>>15339452>But yeah, practically with existing technology, the aplication of this on robotics wasn't that viable, because it requires a complicated coordination and calculation, or else, the platform will flip out of control.
That's not the case, though. momentum, including angular momentum, is conserved. If you put a humanoid, perfectly still, in freefall, in a vacuum, all possible movements they can peform will only cause the rest of their body to move for the duration that they are moving their limbs. And when they stop moving, they will stop translating. and when they move back to their original stance, their entire body will be exactly where they started.
The only exception to this is joints, or compound systems of joints, that can be spun full circle, passing their original position and repeating the movement without stopping. In a humanoid, that's probably just windmilling the arms around, and, more usefully, sort of hula-hooping the hips. The latter method is how cats instinctively right themselves when falling. I'm pretty sure, however, that if you already have a spin, you cannot eliminate it via an acrobatic maneuver and then come to a complete stop. It only lets you change your facing, not your angular momentum. So maneuvering thrusters are quite necessary still, if you pick up unwanted angular momentum somehow.

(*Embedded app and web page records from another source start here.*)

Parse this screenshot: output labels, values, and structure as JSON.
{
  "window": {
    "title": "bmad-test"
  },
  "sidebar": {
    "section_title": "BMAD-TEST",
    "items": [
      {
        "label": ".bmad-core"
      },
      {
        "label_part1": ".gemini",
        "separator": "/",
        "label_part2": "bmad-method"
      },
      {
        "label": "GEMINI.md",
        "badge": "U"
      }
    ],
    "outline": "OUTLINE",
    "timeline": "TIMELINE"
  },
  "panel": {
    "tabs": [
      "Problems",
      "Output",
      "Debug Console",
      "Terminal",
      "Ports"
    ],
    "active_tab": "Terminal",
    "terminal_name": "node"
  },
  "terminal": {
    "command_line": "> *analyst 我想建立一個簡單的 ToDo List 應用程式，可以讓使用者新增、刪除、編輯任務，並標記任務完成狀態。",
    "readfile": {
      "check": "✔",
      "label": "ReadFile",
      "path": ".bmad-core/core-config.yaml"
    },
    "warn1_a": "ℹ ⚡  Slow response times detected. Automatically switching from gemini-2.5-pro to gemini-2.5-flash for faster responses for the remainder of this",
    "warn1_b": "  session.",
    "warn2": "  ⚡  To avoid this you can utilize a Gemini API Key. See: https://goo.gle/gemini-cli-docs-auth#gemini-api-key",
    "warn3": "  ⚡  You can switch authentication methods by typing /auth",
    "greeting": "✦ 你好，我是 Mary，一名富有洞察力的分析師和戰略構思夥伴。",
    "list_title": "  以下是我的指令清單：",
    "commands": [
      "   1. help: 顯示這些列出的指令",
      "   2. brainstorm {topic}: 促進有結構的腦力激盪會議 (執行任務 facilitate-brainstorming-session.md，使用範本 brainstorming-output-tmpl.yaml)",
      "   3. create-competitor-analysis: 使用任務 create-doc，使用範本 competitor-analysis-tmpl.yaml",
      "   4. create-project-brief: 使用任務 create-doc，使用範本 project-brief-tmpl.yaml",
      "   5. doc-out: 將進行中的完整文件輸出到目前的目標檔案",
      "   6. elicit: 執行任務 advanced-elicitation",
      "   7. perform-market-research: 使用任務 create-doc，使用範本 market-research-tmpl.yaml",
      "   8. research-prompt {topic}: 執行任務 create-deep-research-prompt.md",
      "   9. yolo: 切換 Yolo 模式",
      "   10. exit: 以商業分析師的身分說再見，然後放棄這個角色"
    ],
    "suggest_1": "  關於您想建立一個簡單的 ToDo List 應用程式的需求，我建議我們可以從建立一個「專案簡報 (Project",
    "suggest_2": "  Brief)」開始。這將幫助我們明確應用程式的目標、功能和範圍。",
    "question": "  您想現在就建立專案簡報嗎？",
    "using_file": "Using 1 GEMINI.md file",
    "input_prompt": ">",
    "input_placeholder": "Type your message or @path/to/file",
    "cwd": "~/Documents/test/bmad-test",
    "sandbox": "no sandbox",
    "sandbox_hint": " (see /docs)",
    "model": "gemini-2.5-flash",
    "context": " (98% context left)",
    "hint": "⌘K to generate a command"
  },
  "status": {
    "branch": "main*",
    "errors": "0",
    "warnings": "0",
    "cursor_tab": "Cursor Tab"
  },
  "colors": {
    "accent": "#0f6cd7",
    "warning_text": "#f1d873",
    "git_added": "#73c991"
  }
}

Satellites often carry reaction wheels or gyroscopes, which are nothing more than a flywheel stuck to a motor, and distributed across the craft in such a way as to give it full 3 axis directional control without the use of thrusters. There's a number of advantages to this approach. The math is easy. The mechanics are simple, one moving part per axis, in simple rotation. rotating all the way around in any direction any number of times is easy, and all the moving bits can be completely contained internally, allowing the outside of the craft to have whatever you want mounted wherever you want.